At the present time, only the Groovy language may be used for scripted extensions. Groovy provides the benefit of nearly perfect Java compatibility, although it does offer additional features and conveniences that Java by itself does not provide. When writing scripted extensions with Groovy, you may choose to either stick to only Java-compatible syntax, or use the full capabilities offered by Groovy.

You can deploy Groovy-scripted extensions as either individual script files or bundled in jar files (in which the jar files merely contain the Groovy scripts in the appropriate directory hierarchy). To deploy an extension using individual script files, the process is as follows:

  1. If the extension depends on any third-party libraries (other than the UnboundID Server SDK or UnboundID LDAP SDK for Java), you must first stop the server, place the jar files for those libraries in the lib/extensions directory below the server root, and re-start the server. If the extension does not have any requirements on any third-party libraries, then this step is not required.

  2. Create an appropriate directory hierarchy for any package(s) used by the script files below the lib/groovy‑scripted‑extensions directory and copy the script files into those directories as appropriate.

  3. Use the dsconfig tool or the web-based administration console to create configuration objects for your extension as needed. Use the "groovy‑scripted" type for the extension, and supply the fully-qualified name of the Groovy class providing the logic for the extension in the script‑class property. If your extension requires any arguments, then specify them as values to the script‑argument property. Each argument should be provided as a separate property value in the form "name=value".

If your scripted extensions are to be deployed in a jar file, then the process is the same, except that the jar file containing the Groovy scripts should be placed directly in the lib/groovy‑scripted‑extensions directory without the need to create any subordinate directory structure. Note, however, that if you use jar files (or a mix of jar files and individual scripts), you must be careful to ensure that you do not install conflicting versions of the same scripts.
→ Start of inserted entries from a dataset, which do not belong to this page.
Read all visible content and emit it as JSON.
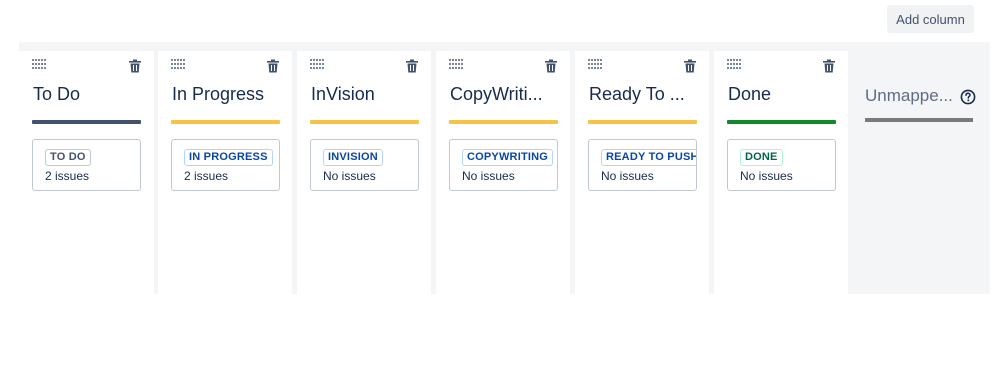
{
  "toolbar": {
    "add_column_label": "Add column"
  },
  "columns": [
    {
      "title": "To Do",
      "bar_color": "#42526e",
      "status": "TO DO",
      "status_style": "grey",
      "count": "2 issues"
    },
    {
      "title": "In Progress",
      "bar_color": "#f6c342",
      "status": "IN PROGRESS",
      "status_style": "blue",
      "count": "2 issues"
    },
    {
      "title": "InVision",
      "bar_color": "#f6c342",
      "status": "INVISION",
      "status_style": "blue",
      "count": "No issues"
    },
    {
      "title": "CopyWriti...",
      "bar_color": "#f6c342",
      "status": "COPYWRITING",
      "status_style": "blue",
      "count": "No issues"
    },
    {
      "title": "Ready To ...",
      "bar_color": "#f6c342",
      "status": "READY TO PUSH",
      "status_style": "blue",
      "count": "No issues"
    },
    {
      "title": "Done",
      "bar_color": "#14892c",
      "status": "DONE",
      "status_style": "green",
      "count": "No issues"
    }
  ],
  "unmapped": {
    "title": "Unmappe...",
    "icon": "help-circle-icon"
  },
  "icons": {
    "drag": "drag-handle-icon",
    "delete": "trash-icon"
  }
}
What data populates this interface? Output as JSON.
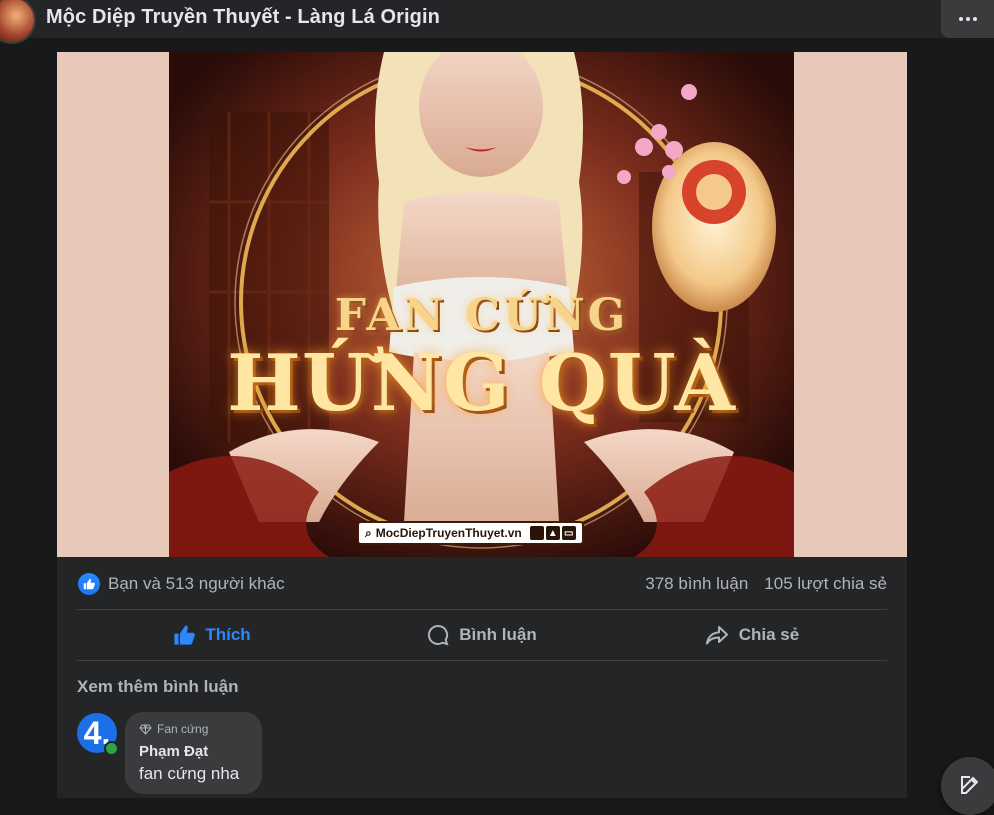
{
  "header": {
    "page_name": "Mộc Diệp Truyền Thuyết - Làng Lá Origin"
  },
  "poster": {
    "line1": "FAN CỨNG",
    "line2": "HỨNG QUÀ",
    "site": "MocDiepTruyenThuyet.vn",
    "platform_icons": [
      "apple-icon",
      "android-icon",
      "desktop-icon"
    ]
  },
  "stats": {
    "reactors": "Bạn và 513 người khác",
    "comments": "378 bình luận",
    "shares": "105 lượt chia sẻ"
  },
  "actions": {
    "like": "Thích",
    "comment": "Bình luận",
    "share": "Chia sẻ"
  },
  "comments_section": {
    "view_more": "Xem thêm bình luận",
    "comment": {
      "avatar_text": "4.",
      "badge": "Fan cứng",
      "author": "Phạm Đạt",
      "text": "fan cứng nha"
    }
  },
  "colors": {
    "background": "#18191a",
    "card": "#242526",
    "accent": "#2d88ff",
    "secondary_text": "#b0b3b8"
  }
}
In order to deploy an updated version of an existing scripted extension, the process is as follows:

  1. Use dsconfig or the administration console to disable the existing configuration objects for the scripted extension types to be updated.

  2. If the extension depends on any third-party libraries and the new version of the extension requires new versions of those libraries, then you must stop the server, delete the files for the old versions of those libraries from the lib/extensions directory, copy the new versions of those libraries into that directory, and start the server. If your extension does not depend on any third-party libraries, or if you do not need to update the versions of the libraries that it does use, then this step is not required.

  3. Remove the files for the existing version of the extensions (whether the individual script files or jar files containing the scripts) and deploy the updated versions of those files.

  4. Use dsconfig or the administration console to re-enable the configuration objects for the updated extensions. If the updated version requires any argument changes, then you can make those argument changes in the configuration objects at this time.

A few extensions cannot be disabled. The above procedure could be followed by deleting and re-adding the extension in place of disabling it and re-enabling it. Alternatively, the offline mode of dsconfig can be used as follows:

  1. Stop the server.

  2. Replace the extension script file(s) or jar file(s) as detailed above.

  3. Using dsconfig in offline mode, make any necessary configuration changes (e.g., by updating the set of extension arguments as necessary). Do this with care as it will bypass validation of the arguments by the extension.

  4. Start the server and look for warnings related to the extension's new arguments.